Dentistry has indeed been at the forefront in the fight against pain. In the current age virtually all dental procedures may be sucessfully completed in the absence of any patient discomfort through the administration of local anesthetics and or other techniques. However, the dental patient, our consumer, may not be aware of this, or they may consider that the injection of a local anesthetic is the most traumatic part of the entire procedure. How then are we to manage these patients?
As dentistry developed, dentists gained the reputation of being tooth “doctors.” Dental education was for many years pedicated on the fact that the dentist was responsible for the oral cavity of the patient, and dental school cirricula illustrated this. Early dentists were trained to manage their patients’ dental requirements only. the possible interaction between dental treatment and the overall health of the patiet was either unknown or ignored.

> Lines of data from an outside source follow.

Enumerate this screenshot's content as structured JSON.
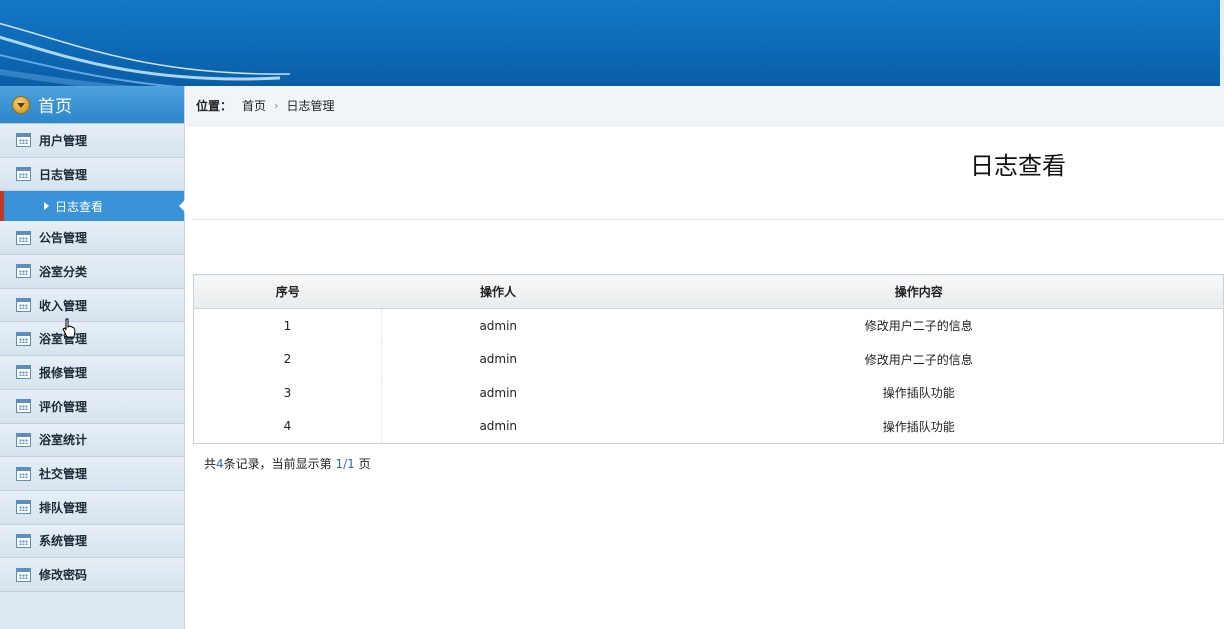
{
  "sidebar": {
    "home_label": "首页",
    "items": [
      {
        "label": "用户管理"
      },
      {
        "label": "日志管理"
      },
      {
        "label": "公告管理"
      },
      {
        "label": "浴室分类"
      },
      {
        "label": "收入管理"
      },
      {
        "label": "浴室管理"
      },
      {
        "label": "报修管理"
      },
      {
        "label": "评价管理"
      },
      {
        "label": "浴室统计"
      },
      {
        "label": "社交管理"
      },
      {
        "label": "排队管理"
      },
      {
        "label": "系统管理"
      },
      {
        "label": "修改密码"
      }
    ],
    "active_sub": {
      "label": "日志查看"
    }
  },
  "breadcrumb": {
    "label": "位置：",
    "home": "首页",
    "current": "日志管理"
  },
  "page_title": "日志查看",
  "table": {
    "headers": [
      "序号",
      "操作人",
      "操作内容"
    ],
    "rows": [
      [
        "1",
        "admin",
        "修改用户二子的信息"
      ],
      [
        "2",
        "admin",
        "修改用户二子的信息"
      ],
      [
        "3",
        "admin",
        "操作插队功能"
      ],
      [
        "4",
        "admin",
        "操作插队功能"
      ]
    ]
  },
  "pager": {
    "prefix": "共",
    "total": "4",
    "mid": "条记录，当前显示第",
    "page": "1/1",
    "suffix": "页"
  },
  "colors": {
    "header_blue": "#0d6ab6",
    "active_blue": "#3a93d8",
    "active_marker": "#c0392b"
  }
}
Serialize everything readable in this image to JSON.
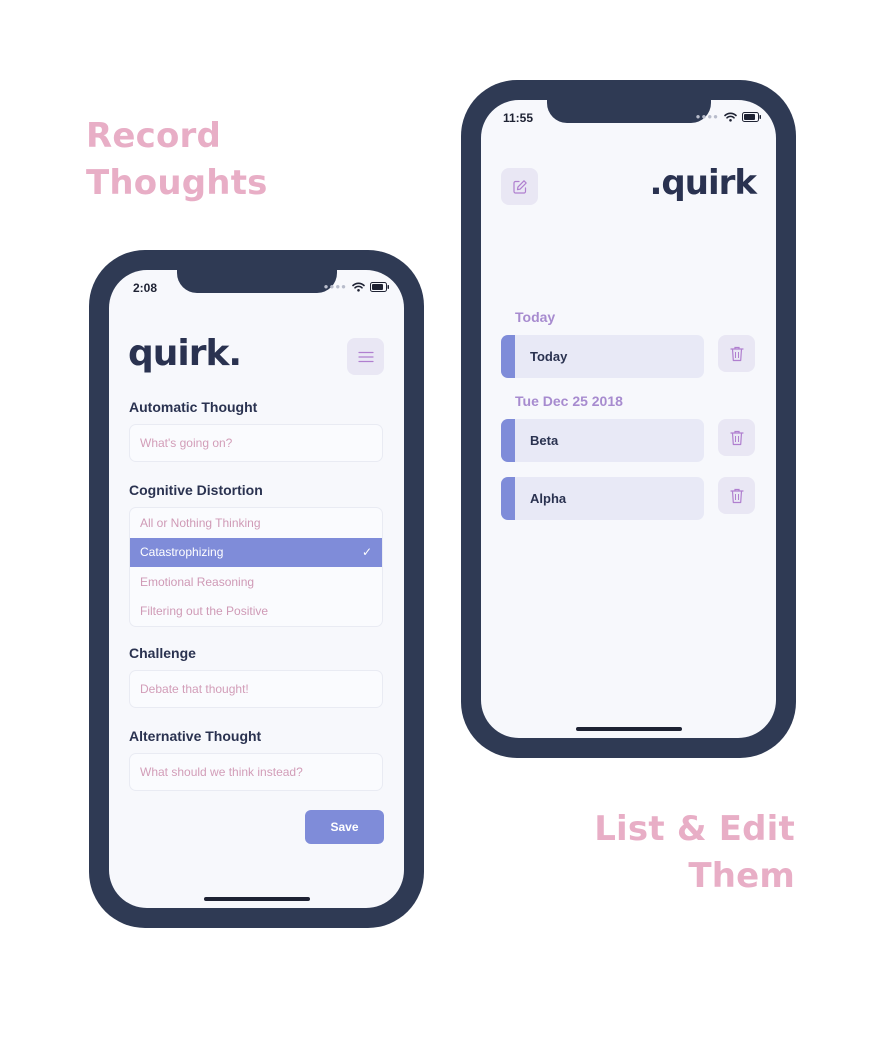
{
  "captions": {
    "left": [
      "Record",
      "Thoughts"
    ],
    "right": [
      "List & Edit",
      "Them"
    ]
  },
  "left_screen": {
    "status_time": "2:08",
    "logo": "quirk.",
    "menu_icon": "hamburger-menu-icon",
    "automatic_thought": {
      "label": "Automatic Thought",
      "placeholder": "What's going on?"
    },
    "cognitive_distortion": {
      "label": "Cognitive Distortion",
      "options": [
        {
          "label": "All or Nothing Thinking",
          "selected": false
        },
        {
          "label": "Catastrophizing",
          "selected": true
        },
        {
          "label": "Emotional Reasoning",
          "selected": false
        },
        {
          "label": "Filtering out the Positive",
          "selected": false
        }
      ],
      "check_glyph": "✓"
    },
    "challenge": {
      "label": "Challenge",
      "placeholder": "Debate that thought!"
    },
    "alternative_thought": {
      "label": "Alternative Thought",
      "placeholder": "What should we think instead?"
    },
    "save_label": "Save"
  },
  "right_screen": {
    "status_time": "11:55",
    "logo": ".quirk",
    "edit_icon": "pencil-square-icon",
    "sections": [
      {
        "date": "Today",
        "items": [
          "Today"
        ]
      },
      {
        "date": "Tue Dec 25 2018",
        "items": [
          "Beta",
          "Alpha"
        ]
      }
    ],
    "trash_icon": "trash-icon"
  },
  "colors": {
    "frame": "#2f3a54",
    "accent": "#7f8cd9",
    "caption": "#e8aec6",
    "placeholder": "#cf9ab6",
    "section_date": "#a78bcf"
  }
}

As medicine became more sophisticated, it became very apparent that dental care could and indeed does have a significant impact on the overall health of patients. Dental schools amended their curicula, adding courses in medicine and physical evaluation. The dentist bcame even more alert to the fact that treatment in the oral cavity could profoundly influence a patient’s well being and conversely that the patient’s health could significantly affect the type of dental treatment offered. The use of the patient-completed medical history questionaire became a standard in the 1950’s. The direction today, in the 2000’s is toward a more in-depth understanding of the relationships between oral and systemic health and disease, ie periodontal disease, heart attack, diabetes, stroke.
Paul L. Caputo, DDS3490 E Lake Rd S Suite A